Top of SUPPLIED RECORDS
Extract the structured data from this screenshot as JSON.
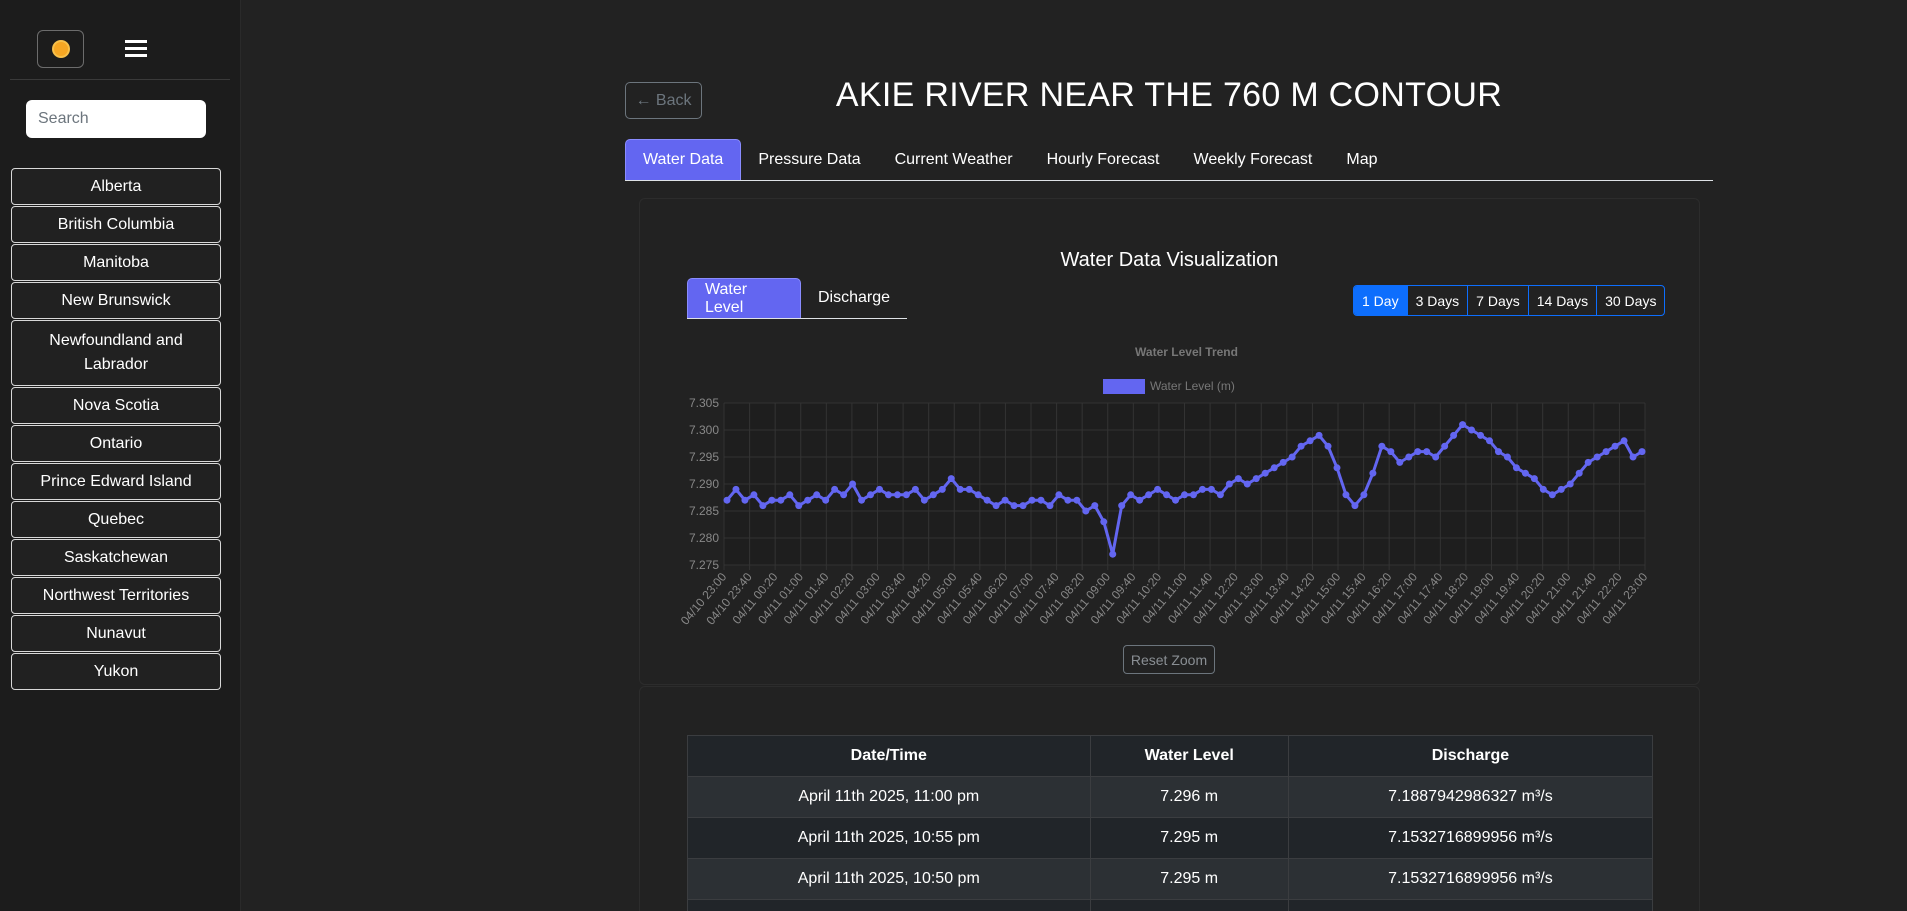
{
  "sidebar": {
    "search_placeholder": "Search",
    "provinces": [
      "Alberta",
      "British Columbia",
      "Manitoba",
      "New Brunswick",
      "Newfoundland and Labrador",
      "Nova Scotia",
      "Ontario",
      "Prince Edward Island",
      "Quebec",
      "Saskatchewan",
      "Northwest Territories",
      "Nunavut",
      "Yukon"
    ]
  },
  "header": {
    "back_label": "← Back",
    "title": "AKIE RIVER NEAR THE 760 M CONTOUR"
  },
  "tabs": [
    "Water Data",
    "Pressure Data",
    "Current Weather",
    "Hourly Forecast",
    "Weekly Forecast",
    "Map"
  ],
  "viz": {
    "title": "Water Data Visualization",
    "subtabs": [
      "Water Level",
      "Discharge"
    ],
    "ranges": [
      "1 Day",
      "3 Days",
      "7 Days",
      "14 Days",
      "30 Days"
    ],
    "reset_label": "Reset Zoom"
  },
  "chart_data": {
    "type": "line",
    "title": "Water Level Trend",
    "series": [
      {
        "name": "Water Level (m)",
        "color": "#6366f1"
      }
    ],
    "xlabel": "",
    "ylabel": "",
    "ylim": [
      7.275,
      7.305
    ],
    "yticks": [
      "7.305",
      "7.300",
      "7.295",
      "7.290",
      "7.285",
      "7.280",
      "7.275"
    ],
    "xticks": [
      "04/10 23:00",
      "04/10 23:40",
      "04/11 00:20",
      "04/11 01:00",
      "04/11 01:40",
      "04/11 02:20",
      "04/11 03:00",
      "04/11 03:40",
      "04/11 04:20",
      "04/11 05:00",
      "04/11 05:40",
      "04/11 06:20",
      "04/11 07:00",
      "04/11 07:40",
      "04/11 08:20",
      "04/11 09:00",
      "04/11 09:40",
      "04/11 10:20",
      "04/11 11:00",
      "04/11 11:40",
      "04/11 12:20",
      "04/11 13:00",
      "04/11 13:40",
      "04/11 14:20",
      "04/11 15:00",
      "04/11 15:40",
      "04/11 16:20",
      "04/11 17:00",
      "04/11 17:40",
      "04/11 18:20",
      "04/11 19:00",
      "04/11 19:40",
      "04/11 20:20",
      "04/11 21:00",
      "04/11 21:40",
      "04/11 22:20",
      "04/11 23:00"
    ],
    "values": [
      7.287,
      7.289,
      7.287,
      7.288,
      7.286,
      7.287,
      7.287,
      7.288,
      7.286,
      7.287,
      7.288,
      7.287,
      7.289,
      7.288,
      7.29,
      7.287,
      7.288,
      7.289,
      7.288,
      7.288,
      7.288,
      7.289,
      7.287,
      7.288,
      7.289,
      7.291,
      7.289,
      7.289,
      7.288,
      7.287,
      7.286,
      7.287,
      7.286,
      7.286,
      7.287,
      7.287,
      7.286,
      7.288,
      7.287,
      7.287,
      7.285,
      7.286,
      7.283,
      7.277,
      7.286,
      7.288,
      7.287,
      7.288,
      7.289,
      7.288,
      7.287,
      7.288,
      7.288,
      7.289,
      7.289,
      7.288,
      7.29,
      7.291,
      7.29,
      7.291,
      7.292,
      7.293,
      7.294,
      7.295,
      7.297,
      7.298,
      7.299,
      7.297,
      7.293,
      7.288,
      7.286,
      7.288,
      7.292,
      7.297,
      7.296,
      7.294,
      7.295,
      7.296,
      7.296,
      7.295,
      7.297,
      7.299,
      7.301,
      7.3,
      7.299,
      7.298,
      7.296,
      7.295,
      7.293,
      7.292,
      7.291,
      7.289,
      7.288,
      7.289,
      7.29,
      7.292,
      7.294,
      7.295,
      7.296,
      7.297,
      7.298,
      7.295,
      7.296
    ],
    "grid": true,
    "legend": "top"
  },
  "table": {
    "headers": [
      "Date/Time",
      "Water Level",
      "Discharge"
    ],
    "rows": [
      [
        "April 11th 2025, 11:00 pm",
        "7.296 m",
        "7.1887942986327 m³/s"
      ],
      [
        "April 11th 2025, 10:55 pm",
        "7.295 m",
        "7.1532716899956 m³/s"
      ],
      [
        "April 11th 2025, 10:50 pm",
        "7.295 m",
        "7.1532716899956 m³/s"
      ]
    ]
  }
}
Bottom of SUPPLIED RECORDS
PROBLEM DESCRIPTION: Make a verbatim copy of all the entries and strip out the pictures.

EXERCISE RESULT:
Extract the structured data from this screenshot as JSON.
{
  "sidebar": {
    "search_placeholder": "Search",
    "provinces": [
      "Alberta",
      "British Columbia",
      "Manitoba",
      "New Brunswick",
      "Newfoundland and Labrador",
      "Nova Scotia",
      "Ontario",
      "Prince Edward Island",
      "Quebec",
      "Saskatchewan",
      "Northwest Territories",
      "Nunavut",
      "Yukon"
    ]
  },
  "header": {
    "back_label": "← Back",
    "title": "AKIE RIVER NEAR THE 760 M CONTOUR"
  },
  "tabs": [
    "Water Data",
    "Pressure Data",
    "Current Weather",
    "Hourly Forecast",
    "Weekly Forecast",
    "Map"
  ],
  "viz": {
    "title": "Water Data Visualization",
    "subtabs": [
      "Water Level",
      "Discharge"
    ],
    "ranges": [
      "1 Day",
      "3 Days",
      "7 Days",
      "14 Days",
      "30 Days"
    ],
    "reset_label": "Reset Zoom"
  },
  "chart_data": {
    "type": "line",
    "title": "Water Level Trend",
    "series": [
      {
        "name": "Water Level (m)",
        "color": "#6366f1"
      }
    ],
    "xlabel": "",
    "ylabel": "",
    "ylim": [
      7.275,
      7.305
    ],
    "yticks": [
      "7.305",
      "7.300",
      "7.295",
      "7.290",
      "7.285",
      "7.280",
      "7.275"
    ],
    "xticks": [
      "04/10 23:00",
      "04/10 23:40",
      "04/11 00:20",
      "04/11 01:00",
      "04/11 01:40",
      "04/11 02:20",
      "04/11 03:00",
      "04/11 03:40",
      "04/11 04:20",
      "04/11 05:00",
      "04/11 05:40",
      "04/11 06:20",
      "04/11 07:00",
      "04/11 07:40",
      "04/11 08:20",
      "04/11 09:00",
      "04/11 09:40",
      "04/11 10:20",
      "04/11 11:00",
      "04/11 11:40",
      "04/11 12:20",
      "04/11 13:00",
      "04/11 13:40",
      "04/11 14:20",
      "04/11 15:00",
      "04/11 15:40",
      "04/11 16:20",
      "04/11 17:00",
      "04/11 17:40",
      "04/11 18:20",
      "04/11 19:00",
      "04/11 19:40",
      "04/11 20:20",
      "04/11 21:00",
      "04/11 21:40",
      "04/11 22:20",
      "04/11 23:00"
    ],
    "values": [
      7.287,
      7.289,
      7.287,
      7.288,
      7.286,
      7.287,
      7.287,
      7.288,
      7.286,
      7.287,
      7.288,
      7.287,
      7.289,
      7.288,
      7.29,
      7.287,
      7.288,
      7.289,
      7.288,
      7.288,
      7.288,
      7.289,
      7.287,
      7.288,
      7.289,
      7.291,
      7.289,
      7.289,
      7.288,
      7.287,
      7.286,
      7.287,
      7.286,
      7.286,
      7.287,
      7.287,
      7.286,
      7.288,
      7.287,
      7.287,
      7.285,
      7.286,
      7.283,
      7.277,
      7.286,
      7.288,
      7.287,
      7.288,
      7.289,
      7.288,
      7.287,
      7.288,
      7.288,
      7.289,
      7.289,
      7.288,
      7.29,
      7.291,
      7.29,
      7.291,
      7.292,
      7.293,
      7.294,
      7.295,
      7.297,
      7.298,
      7.299,
      7.297,
      7.293,
      7.288,
      7.286,
      7.288,
      7.292,
      7.297,
      7.296,
      7.294,
      7.295,
      7.296,
      7.296,
      7.295,
      7.297,
      7.299,
      7.301,
      7.3,
      7.299,
      7.298,
      7.296,
      7.295,
      7.293,
      7.292,
      7.291,
      7.289,
      7.288,
      7.289,
      7.29,
      7.292,
      7.294,
      7.295,
      7.296,
      7.297,
      7.298,
      7.295,
      7.296
    ],
    "grid": true,
    "legend": "top"
  },
  "table": {
    "headers": [
      "Date/Time",
      "Water Level",
      "Discharge"
    ],
    "rows": [
      [
        "April 11th 2025, 11:00 pm",
        "7.296 m",
        "7.1887942986327 m³/s"
      ],
      [
        "April 11th 2025, 10:55 pm",
        "7.295 m",
        "7.1532716899956 m³/s"
      ],
      [
        "April 11th 2025, 10:50 pm",
        "7.295 m",
        "7.1532716899956 m³/s"
      ]
    ]
  }
}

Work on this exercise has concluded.